Top of Records for processing
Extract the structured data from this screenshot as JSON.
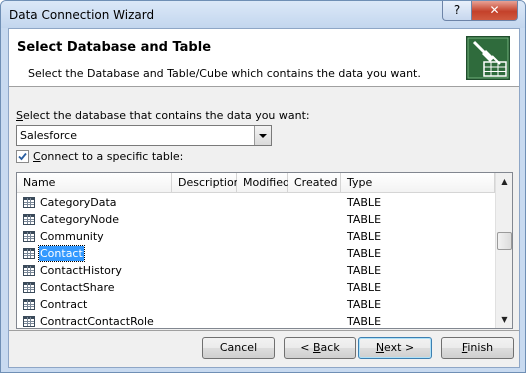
{
  "window": {
    "title": "Data Connection Wizard",
    "help_label": "?",
    "close_label": "✕"
  },
  "header": {
    "title": "Select Database and Table",
    "subtitle": "Select the Database and Table/Cube which contains the data you want.",
    "icon": "database-wizard-icon"
  },
  "database": {
    "label_prefix": "S",
    "label_rest": "elect the database that contains the data you want:",
    "selected": "Salesforce",
    "arrow": "▼"
  },
  "connect": {
    "checked": true,
    "check_glyph": "✓",
    "label_prefix": "C",
    "label_rest": "onnect to a specific table:"
  },
  "list": {
    "columns": [
      "Name",
      "Description",
      "Modified",
      "Created",
      "Type"
    ],
    "rows": [
      {
        "name": "CategoryData",
        "type": "TABLE",
        "selected": false
      },
      {
        "name": "CategoryNode",
        "type": "TABLE",
        "selected": false
      },
      {
        "name": "Community",
        "type": "TABLE",
        "selected": false
      },
      {
        "name": "Contact",
        "type": "TABLE",
        "selected": true
      },
      {
        "name": "ContactHistory",
        "type": "TABLE",
        "selected": false
      },
      {
        "name": "ContactShare",
        "type": "TABLE",
        "selected": false
      },
      {
        "name": "Contract",
        "type": "TABLE",
        "selected": false
      },
      {
        "name": "ContractContactRole",
        "type": "TABLE",
        "selected": false
      }
    ],
    "scroll_up": "▲",
    "scroll_down": "▼"
  },
  "buttons": {
    "cancel": "Cancel",
    "back_prefix": "< ",
    "back_key": "B",
    "back_rest": "ack",
    "next_key": "N",
    "next_rest": "ext >",
    "finish_key": "F",
    "finish_rest": "inish"
  }
}
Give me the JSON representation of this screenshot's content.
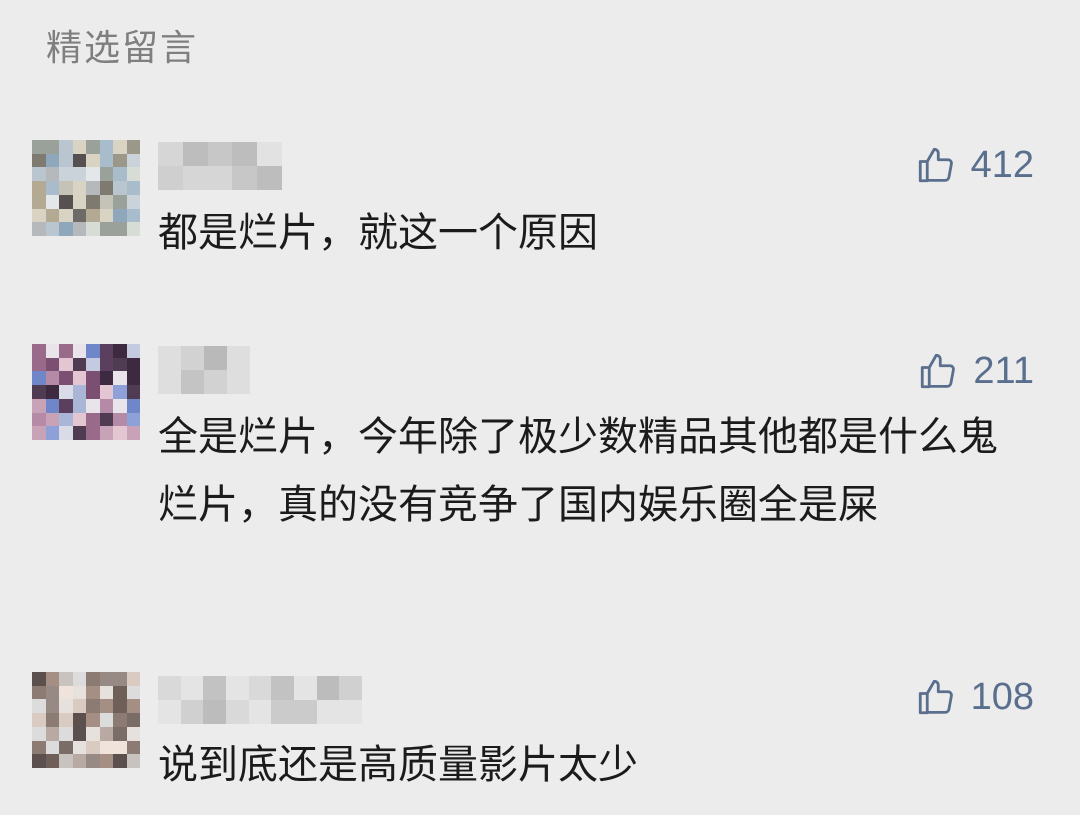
{
  "section": {
    "title": "精选留言"
  },
  "comments": [
    {
      "nickname": "",
      "text": "都是烂片，就这一个原因",
      "likes": "412",
      "like_icon": "thumbs-up-icon"
    },
    {
      "nickname": "",
      "text": "全是烂片，今年除了极少数精品其他都是什么鬼烂片，真的没有竞争了国内娱乐圈全是屎",
      "likes": "211",
      "like_icon": "thumbs-up-icon"
    },
    {
      "nickname": "",
      "text": "说到底还是高质量影片太少",
      "likes": "108",
      "like_icon": "thumbs-up-icon"
    }
  ],
  "colors": {
    "background": "#ececec",
    "like_accent": "#5a6f8e",
    "text": "#1b1b1b",
    "section_title": "#7f7f7f"
  }
}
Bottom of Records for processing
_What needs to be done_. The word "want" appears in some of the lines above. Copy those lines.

_Result_.
    "subtitle": "Select the Database and Table/Cube which contains the data you want.",
    "label_rest": "elect the database that contains the data you want:",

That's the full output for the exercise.